I’m constantly amazed at how biological code seems. It grows and it sprawls. It becomes easier to patch than change deeply. I have this theory that any system the where the cost of changing old structure is high has a strong biological feel. Code, in the worst cases, is like a decaying city. It's easy to add a new sign or a clean up a . . .
I’ve been thinking about cohesion, coupling, and the Single Responsibility Principle quite a bit recently. The other day I realized that cohesion is harder to explain or understand than coupling. I figured I’d put that thought out into the world via twitter (not realizing that Glenn Vanderburg had said essentially the same thing about four . . .
Over the past 30 years, the internet has transformed the world in immeasurable ways.

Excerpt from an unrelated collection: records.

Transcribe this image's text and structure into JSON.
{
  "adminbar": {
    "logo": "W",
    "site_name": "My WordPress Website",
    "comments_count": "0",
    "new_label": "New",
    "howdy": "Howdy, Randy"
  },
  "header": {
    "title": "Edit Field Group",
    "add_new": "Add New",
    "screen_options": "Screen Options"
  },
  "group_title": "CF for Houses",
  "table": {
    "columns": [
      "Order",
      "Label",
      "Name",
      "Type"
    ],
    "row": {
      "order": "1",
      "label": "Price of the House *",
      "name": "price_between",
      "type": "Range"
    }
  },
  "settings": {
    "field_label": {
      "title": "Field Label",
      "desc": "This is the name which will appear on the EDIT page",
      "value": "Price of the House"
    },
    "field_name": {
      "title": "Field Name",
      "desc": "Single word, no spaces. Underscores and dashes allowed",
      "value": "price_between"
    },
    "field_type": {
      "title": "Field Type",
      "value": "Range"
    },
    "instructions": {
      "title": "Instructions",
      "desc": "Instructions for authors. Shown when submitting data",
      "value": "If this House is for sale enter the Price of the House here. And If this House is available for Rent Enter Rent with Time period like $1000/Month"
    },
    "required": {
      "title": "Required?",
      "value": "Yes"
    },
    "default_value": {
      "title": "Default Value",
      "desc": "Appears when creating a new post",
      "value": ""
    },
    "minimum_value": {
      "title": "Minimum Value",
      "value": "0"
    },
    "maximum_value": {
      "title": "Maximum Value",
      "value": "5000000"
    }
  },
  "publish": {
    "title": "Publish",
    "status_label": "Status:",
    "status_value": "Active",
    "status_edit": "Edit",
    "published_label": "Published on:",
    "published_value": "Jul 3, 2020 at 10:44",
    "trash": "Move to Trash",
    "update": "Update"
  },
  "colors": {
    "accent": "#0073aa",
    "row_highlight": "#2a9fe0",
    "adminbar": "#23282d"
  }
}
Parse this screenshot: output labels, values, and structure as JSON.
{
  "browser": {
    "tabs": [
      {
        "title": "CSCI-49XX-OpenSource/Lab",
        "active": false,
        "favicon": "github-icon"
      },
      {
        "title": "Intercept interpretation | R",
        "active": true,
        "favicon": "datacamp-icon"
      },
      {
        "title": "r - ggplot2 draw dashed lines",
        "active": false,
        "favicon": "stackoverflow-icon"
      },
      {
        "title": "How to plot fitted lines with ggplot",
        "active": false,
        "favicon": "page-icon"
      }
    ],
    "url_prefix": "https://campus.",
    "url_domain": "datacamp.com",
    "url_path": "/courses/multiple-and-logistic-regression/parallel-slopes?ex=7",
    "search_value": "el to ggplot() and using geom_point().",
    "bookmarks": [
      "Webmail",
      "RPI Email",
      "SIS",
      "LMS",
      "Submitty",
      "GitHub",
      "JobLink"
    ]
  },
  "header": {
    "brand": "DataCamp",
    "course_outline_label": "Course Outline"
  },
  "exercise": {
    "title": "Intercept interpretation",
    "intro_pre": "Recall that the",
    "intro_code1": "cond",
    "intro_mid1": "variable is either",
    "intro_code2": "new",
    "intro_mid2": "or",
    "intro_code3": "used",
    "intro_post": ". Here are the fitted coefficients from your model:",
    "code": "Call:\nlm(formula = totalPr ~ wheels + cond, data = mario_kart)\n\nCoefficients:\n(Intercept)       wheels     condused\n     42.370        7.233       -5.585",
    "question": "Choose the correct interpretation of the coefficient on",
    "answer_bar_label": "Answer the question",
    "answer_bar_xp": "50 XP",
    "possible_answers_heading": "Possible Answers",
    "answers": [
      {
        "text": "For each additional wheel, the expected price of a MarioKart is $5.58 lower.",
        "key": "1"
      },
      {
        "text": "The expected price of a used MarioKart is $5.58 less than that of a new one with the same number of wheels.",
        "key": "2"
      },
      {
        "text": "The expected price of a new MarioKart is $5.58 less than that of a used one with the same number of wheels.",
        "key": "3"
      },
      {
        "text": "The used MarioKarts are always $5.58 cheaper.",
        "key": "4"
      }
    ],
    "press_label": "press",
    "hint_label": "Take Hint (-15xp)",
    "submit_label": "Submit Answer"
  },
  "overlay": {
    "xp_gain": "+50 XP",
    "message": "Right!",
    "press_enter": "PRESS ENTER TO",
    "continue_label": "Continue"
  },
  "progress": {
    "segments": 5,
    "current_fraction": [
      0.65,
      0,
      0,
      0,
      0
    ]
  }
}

As internet use spread from universities to the mainstream, millions of people were able to access and contribute knowledge, build businesses and connect with the world - at first with simple dialup modems over phone lines and later with more advanced . . .
At QCon New York last month I hosted a panel on architecture and nearly all of the questions were about microservices. It isn’t hard to sense the excitement many are feeling about this approach. When I first heard about microservices, the people talking about them framed them as a reaction to monolithic architecture, frameworks, and SOA. It . . .
One of the things that we don’t appreciate enough in software development is the way that ideas echo across the industry. I remember seeing Rich Hickey and Stu Halloway presenting Datomic and feeling palpable echoes of git’s repository model. A similar thing happened to me a while ago with microservices - I got the sense that they were an . . .
One of the clear benefits of functional programming is composability. It’s easy to take fundamental operations like maps, filters, and folds, and build up computations that are both powerful and concise. But sometimes concision can come at the expense of readability.
This Ruby code creates a data structure that is used to generate the next . . .
Recently, I’ve been using algorithmic complexity as a metaphor for change complexity.
Usually, when people talk about complexity in code, they are talking about cyclomatic complexity in classes and methods, but the fact of the matter is that there are other forms of complexity that are worth noting - particularly the complexity of . . .